I don’t have much traffic, and I have few comments. To the point that almost every one of the comments has been read and approved by me. Five minutes a day. Not big.
But on large sites, this is a problem. Since Vox Popoli has been on voxday.net there have been no comments, and not reading them saves me time.
They may not come back.
First, I have made it perfectly clear since 2003 that I don’t care about the comments. I permitted them as a courtesy, nothing more.
Second, it is a distinct pleasure to no longer have to spend any time moderating the hundreds of spam and troll and wise and insightful comments. I had no idea how much time I was wasting on it until I suddenly didn’t have to think about it anymore.
Third, why was it my responsibility to preserve the comments of those unusually wise and insightful individuals? I arranged to back up my posts, so why weren’t they wise enough, or insightful enough, to preserve their own comments? It’s precisely because I didn’t regard their comments as mine, or think their comments were all about me, that I did not consider myself to be responsible for them.
Fourth, we’ve already been through this. Literally no one cared that all the Co-Comment comments were lost. Comments are intrinsically ephemeral, and while they are not entirely devoid of value, they are seldom worth the effort that is required to police them.

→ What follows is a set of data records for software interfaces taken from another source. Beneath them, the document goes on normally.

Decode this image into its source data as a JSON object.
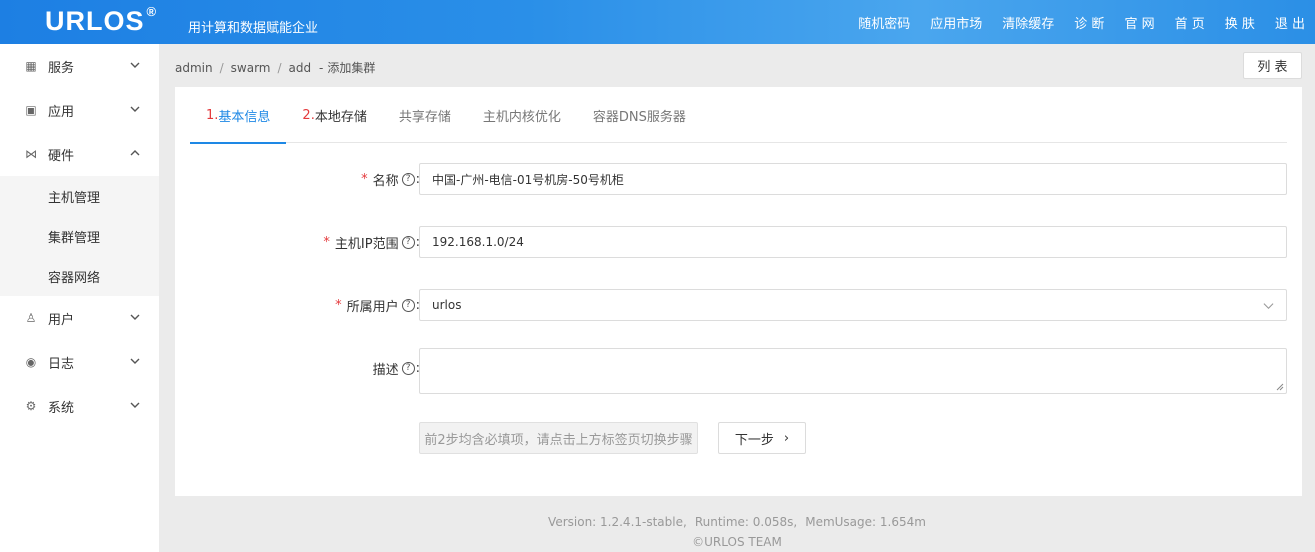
{
  "header": {
    "logo": "URLOS",
    "logo_mark": "®",
    "slogan": "用计算和数据赋能企业",
    "nav": [
      "随机密码",
      "应用市场",
      "清除缓存",
      "诊 断",
      "官 网",
      "首 页",
      "换 肤",
      "退 出"
    ]
  },
  "sidebar": {
    "items": [
      {
        "label": "服务",
        "icon": "grid-icon",
        "glyph": "▦"
      },
      {
        "label": "应用",
        "icon": "apps-icon",
        "glyph": "▣"
      },
      {
        "label": "硬件",
        "icon": "share-icon",
        "glyph": "⋈"
      },
      {
        "label": "用户",
        "icon": "user-icon",
        "glyph": "♙"
      },
      {
        "label": "日志",
        "icon": "eye-icon",
        "glyph": "◉"
      },
      {
        "label": "系统",
        "icon": "gear-icon",
        "glyph": "⚙"
      }
    ],
    "sub_items": [
      "主机管理",
      "集群管理",
      "容器网络"
    ]
  },
  "breadcrumb": {
    "items": [
      "admin",
      "swarm",
      "add"
    ],
    "sep": "/",
    "page": "添加集群",
    "dash": "-"
  },
  "list_button": "列 表",
  "tabs": [
    {
      "num": "1.",
      "label": "基本信息"
    },
    {
      "num": "2.",
      "label": "本地存储"
    },
    {
      "num": "",
      "label": "共享存储"
    },
    {
      "num": "",
      "label": "主机内核优化"
    },
    {
      "num": "",
      "label": "容器DNS服务器"
    }
  ],
  "form": {
    "required_mark": "*",
    "help_mark": "?",
    "colon": ":",
    "name": {
      "label": "名称",
      "value": "中国-广州-电信-01号机房-50号机柜"
    },
    "ip_range": {
      "label": "主机IP范围",
      "value": "192.168.1.0/24"
    },
    "owner": {
      "label": "所属用户",
      "value": "urlos"
    },
    "description": {
      "label": "描述",
      "value": ""
    },
    "hint_button": "前2步均含必填项，请点击上方标签页切换步骤",
    "next_button": "下一步",
    "next_arrow": "›"
  },
  "footer": {
    "version": "Version: 1.2.4.1-stable,",
    "runtime": "Runtime: 0.058s,",
    "mem": "MemUsage: 1.654m",
    "copyright": "©URLOS TEAM"
  },
  "colors": {
    "header": "#1d7fe3",
    "accent": "#1e88e5",
    "required": "#e4393c"
  }
}
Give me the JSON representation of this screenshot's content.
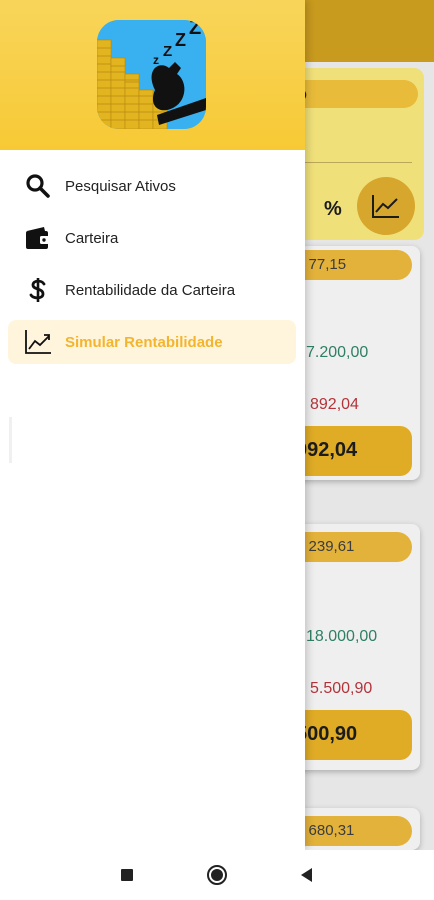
{
  "drawer": {
    "menu": [
      {
        "label": "Pesquisar Ativos",
        "icon": "search-icon",
        "active": false
      },
      {
        "label": "Carteira",
        "icon": "wallet-icon",
        "active": false
      },
      {
        "label": "Rentabilidade da Carteira",
        "icon": "dollar-icon",
        "active": false
      },
      {
        "label": "Simular Rentabilidade",
        "icon": "trending-up-icon",
        "active": true
      }
    ]
  },
  "background": {
    "header_title": "o",
    "percent_label": "%",
    "cards": [
      {
        "pill": "$ 77,15",
        "green": "7.200,00",
        "red": "892,04",
        "total": "092,04"
      },
      {
        "pill": "$ 239,61",
        "green": "18.000,00",
        "red": "5.500,90",
        "total": "500,90"
      },
      {
        "pill": "$ 680,31"
      }
    ]
  },
  "colors": {
    "accent": "#f3b52e",
    "active_bg": "#fff4dc",
    "header_yellow": "#f7c935",
    "positive": "#2f7f64",
    "negative": "#b2343a"
  }
}
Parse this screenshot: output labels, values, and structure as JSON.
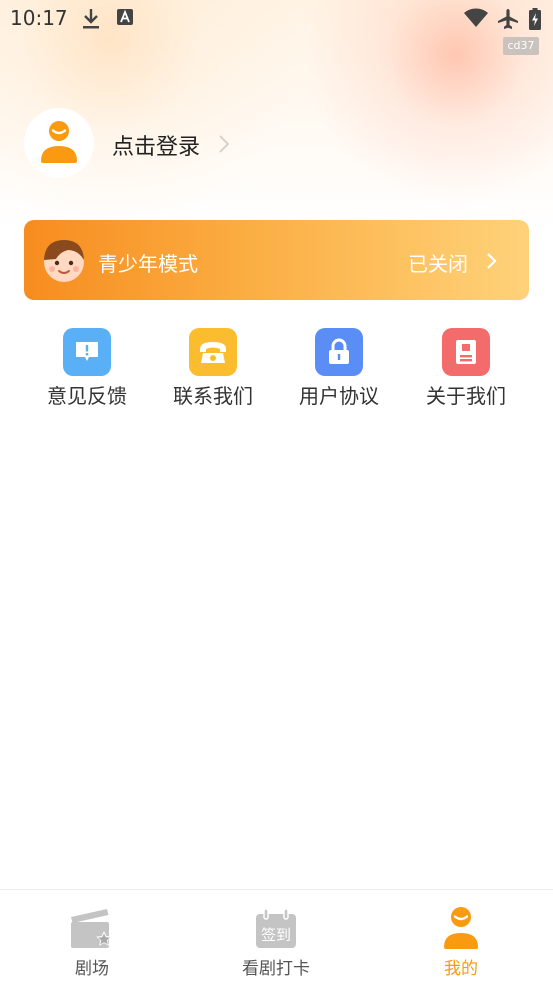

And furthermore, despite what certain wise, insightful, and totally disinterested parties insist, literally no one reads any site for the comments. As has been repeatedly confirmed on this blog, and numerous other sites, getting rid of the comments doesn’t reduce the site traffic at all.
And fifth, we have SocialGalactic.
The main reason I went back to WordPress from Ghost is so I can have comments integrated. This does cost me: I pay CleanTalk to get rid of the trash, and stop DDoS attacks.
Besides, I like commenting elsewhere, if only to say that a brother is supported. Yes, I know it is a bad habit, but social media is worse.
No real changes here. The big issue was that one of the kids Thinkpad T40 had a faulty chip for the firewire/USB C port which has munted the mother board and bricked the computer. No one local can solder the chip on, even if we can get hold of it.
The sons are telling me to not upgrade to Windows 11 when it comes out. it would drive me nuts. This is from a Linux user trying it out.
Running Windows 11 for the past week has been a rollercoaster of a ride. Installation was simple and I was up-and-running fairly quickly. There’s lots of updates received during the week which required a lot of reboots; far more than I experience with Linux distros including rolling distros.
Day-to-day experience was better than I expected. While there are lots more builtin-software and processes running in the background under Windows 11, they didn’t massively impact on my productivity. Some reduction in productivity was, in part, inevitable changing operating system, but it helped me appreciate why moving the other way (from Windows to Linux) is also a big step.
The Antimalware Service Executable (Windows Defender’s background process of its built-in antivirus) didn’t appear to cause any problems although having lots of cores on my machine helps. Running without a built-in antivirus under Windows would, of course, be utter folly. Windows is a prime target for cybercriminals.
While there are some enhancements in security, Windows 11 falls far short of being a safe platform when compared to Linux. While fewer viruses target Linux machines, that doesn’t mean that there are none. But I stick to recommended repositories and have never run into any security issues.
In Windows 11, everything is geared up to selling you unnecessary proprietary software. For example, one of the default pinned apps is Microsoft 365, a software suite that’s overburdened with features that 99% of users never use or even know exists. You get a 1 month trial for this subscription service providing you have a credit card to activate the trial. Definitely not tempting to me; LibreOffice meets all my requirements. Even Microsoft Solitaire Collection is commercialized.
There’s a good range of open source software available for Windows. While I had less choice available, I really missed the rich ecosystem of Linux.
There’s so many things I missed without my Linux boxes. For example, while PowerShell offers an interactive and scriptable command line environment it’s a pale imitation compared to the power of a good Linux shell. The terminal is where I’m happiest. By using the terminal, automation becomes a game changer.
Libreoffice on a Mac does not play nicely with Zotero, so I’m using Word for most productive work simply for the reference manager.
I would add that doing the blog is harder on Windwos than MacOS or Linux. Things such as screenshots, links are harder… and I use the markdown web interface all the time.
Much better to stick to Manjaro. Only issue this week is that when Proton VPN is up you can’t get onto the internet without ensuring it is activated. This is a good thing.